5G may have taken a bit of a beating from the critics but is still going strong. Despite the cynics, Fixed Wireless Access (FWA) has experienced rapid growth and is expected to reach 10.4 million connections in the USA by 2026, according to analyst GlobalData. 5G Americas is predicting global 5G connections to increase from slightly over 500 million in 2021 to 1.3 billion by the end of 2022.
The upgrade of the radio infrastructure of the network (that allowed for FWA) is only the first phase of 5G. The “real” benefits of 5G begin with 3GPP standards releases 16 and 17. The promises of more complex, valuable, and imaginative use cases have been thoroughly described by now, particularly in terms of the opportunities it will provide for (or perhaps even demanded by) enterprises and B2B2x. It is only now that many operators are redirecting focus to their core networks as opposed to the radio side of their business.
To get there and live up to the promises relating to 5G, most operators will need easy access to tools for partnership at scale. For many service providers, a deep understanding of industry verticals is not something they are very accustomed to. Within any given vertical, the diversity of use cases is so wide that even the most focused service providers will need help. For instance, people often refer to the “energy vertical” as though it were one homogenous thing when in fact it is made up of many discrete businesses focused on everything from production to distribution to marketing.
It is only when the core set of 5G functions is further enabled that the promises of 5G can be provided more optimally, especially in relation to latency, coverage, capacity, and density. A relevant analogy could be in drawing parallels to the making of music. To date, some pieces of the orchestra have been assembled with only a few notes and so the musical composition has not been completed. To further build on the analogy: 5G will provide the assembly of chords but it will often be partners that will make the music themselves.
5G’s exposure benefits
The democratization of service creation is likely to provide the most returns for many service providers in the foreseeable future.

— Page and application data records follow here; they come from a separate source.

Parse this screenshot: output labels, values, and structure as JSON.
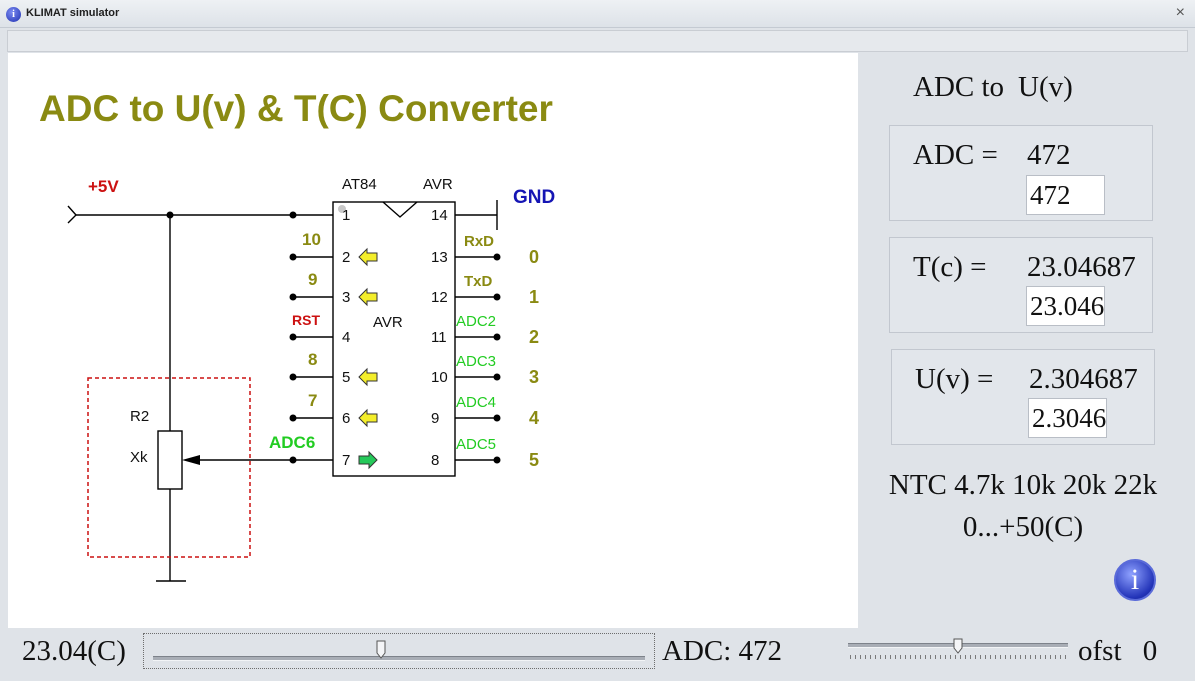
{
  "window": {
    "title": "KLIMAT simulator",
    "close_glyph": "×",
    "icon": "info-icon"
  },
  "diagram": {
    "headline": "ADC to U(v) & T(C) Converter",
    "supply_label": "+5V",
    "ground_label": "GND",
    "chip_name": "AT84",
    "chip_family": "AVR",
    "chip_center_label": "AVR",
    "resistor_name": "R2",
    "resistor_value": "Xk",
    "left_pins": [
      "1",
      "2",
      "3",
      "4",
      "5",
      "6",
      "7"
    ],
    "right_pins": [
      "14",
      "13",
      "12",
      "11",
      "10",
      "9",
      "8"
    ],
    "left_labels": [
      "10",
      "9",
      "RST",
      "8",
      "7",
      "ADC6"
    ],
    "right_signal_labels": [
      "RxD",
      "TxD",
      "ADC2",
      "ADC3",
      "ADC4",
      "ADC5"
    ],
    "right_numbers": [
      "0",
      "1",
      "2",
      "3",
      "4",
      "5"
    ],
    "colors": {
      "olive": "#8a8a12",
      "red": "#cc1111",
      "blue": "#1515b4",
      "green": "#22cc22",
      "yellow_arrow": "#f4ee2a",
      "green_arrow": "#25c95a"
    }
  },
  "panel": {
    "mode_title_left": "ADC to",
    "mode_title_right": "U(v)",
    "adc": {
      "label": "ADC =",
      "value": "472",
      "field": "472"
    },
    "temp": {
      "label": "T(c) =",
      "value": "23.04687",
      "field": "23.046"
    },
    "volt": {
      "label": "U(v) =",
      "value": "2.304687",
      "field": "2.3046"
    },
    "ntc_line1": "NTC 4.7k 10k 20k 22k",
    "ntc_line2": "0...+50(C)",
    "info_glyph": "i",
    "info_icon": "info-icon"
  },
  "bottom": {
    "temp_readout": "23.04(C)",
    "temp_slider_fraction": 0.4608,
    "adc_readout": "ADC: 472",
    "ofst_slider_fraction": 0.5,
    "ofst_label": "ofst",
    "ofst_value": "0"
  }
}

Of course, when 5G-driven services have become more democratized, giving service providers further opportunity (or perhaps an obligation to stakeholders) to leverage their improved flexibility as it relates to charging. The adage “if it cannot be charged for it’s not worth doing” does not really apply to newer business models that follow a “try before you buy” mantra. Although, even then, charging still has a critical and arguably more nuanced role. That role is the 5G treasury and engine for service visibility, monetization, platform consolidation, and service diversification management. 5G-capable charging will need to be flexible enough to cater to emerging use cases as well as those that have yet to be imagined but will arrive swiftly. Being able to knit agile charging to a more flexibly enabled set of use cases that are driven by partners is an essential sweet spot for 5G.
Moreover, charging is often taken for granted. In a 5G context, this means something different now with a distinct set of expectations. It is more oriented towards enterprise customers availing of exposed network assets. Thus, making it more SLA-oriented. As such, it is more scalable as a set of Cloud-based and SaaS-driven microservice-based building blocks for those yet-to-be-imagined use cases. Further oriented towards value chains and hierarchical, multi-role access for businesspeople. In short, it is more flexible as a focal point for the vast range of opportunities that are emerging with partners. Cynics better beware.